-- Assignment --
The records below must be returned in full and unaltered.

[Interface dataset entries]
* * * *

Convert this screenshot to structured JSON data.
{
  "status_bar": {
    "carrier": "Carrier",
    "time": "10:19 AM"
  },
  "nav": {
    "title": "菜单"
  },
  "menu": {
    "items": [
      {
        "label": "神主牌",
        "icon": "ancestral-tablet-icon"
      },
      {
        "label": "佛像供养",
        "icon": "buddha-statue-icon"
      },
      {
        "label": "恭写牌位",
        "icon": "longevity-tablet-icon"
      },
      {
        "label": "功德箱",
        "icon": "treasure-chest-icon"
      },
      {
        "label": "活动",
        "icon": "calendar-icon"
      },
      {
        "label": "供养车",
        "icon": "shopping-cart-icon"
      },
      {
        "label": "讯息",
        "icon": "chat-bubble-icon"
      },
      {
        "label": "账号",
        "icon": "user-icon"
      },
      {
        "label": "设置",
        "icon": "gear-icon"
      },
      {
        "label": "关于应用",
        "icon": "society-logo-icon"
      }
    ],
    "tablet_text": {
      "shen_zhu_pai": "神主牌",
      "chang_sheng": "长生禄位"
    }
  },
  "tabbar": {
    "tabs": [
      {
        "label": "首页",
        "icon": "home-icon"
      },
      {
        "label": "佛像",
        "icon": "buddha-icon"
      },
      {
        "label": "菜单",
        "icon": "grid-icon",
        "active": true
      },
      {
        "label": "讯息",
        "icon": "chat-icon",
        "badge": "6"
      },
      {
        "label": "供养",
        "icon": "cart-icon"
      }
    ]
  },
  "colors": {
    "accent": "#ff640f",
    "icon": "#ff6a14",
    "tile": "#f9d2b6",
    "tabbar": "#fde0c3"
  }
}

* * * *

-- Answer to this exercise --
Convert this screenshot to structured JSON data.
{
  "status_bar": {
    "carrier": "Carrier",
    "time": "10:19 AM"
  },
  "nav": {
    "title": "菜单"
  },
  "menu": {
    "items": [
      {
        "label": "神主牌",
        "icon": "ancestral-tablet-icon"
      },
      {
        "label": "佛像供养",
        "icon": "buddha-statue-icon"
      },
      {
        "label": "恭写牌位",
        "icon": "longevity-tablet-icon"
      },
      {
        "label": "功德箱",
        "icon": "treasure-chest-icon"
      },
      {
        "label": "活动",
        "icon": "calendar-icon"
      },
      {
        "label": "供养车",
        "icon": "shopping-cart-icon"
      },
      {
        "label": "讯息",
        "icon": "chat-bubble-icon"
      },
      {
        "label": "账号",
        "icon": "user-icon"
      },
      {
        "label": "设置",
        "icon": "gear-icon"
      },
      {
        "label": "关于应用",
        "icon": "society-logo-icon"
      }
    ],
    "tablet_text": {
      "shen_zhu_pai": "神主牌",
      "chang_sheng": "长生禄位"
    }
  },
  "tabbar": {
    "tabs": [
      {
        "label": "首页",
        "icon": "home-icon"
      },
      {
        "label": "佛像",
        "icon": "buddha-icon"
      },
      {
        "label": "菜单",
        "icon": "grid-icon",
        "active": true
      },
      {
        "label": "讯息",
        "icon": "chat-icon",
        "badge": "6"
      },
      {
        "label": "供养",
        "icon": "cart-icon"
      }
    ]
  },
  "colors": {
    "accent": "#ff640f",
    "icon": "#ff6a14",
    "tile": "#f9d2b6",
    "tabbar": "#fde0c3"
  }
}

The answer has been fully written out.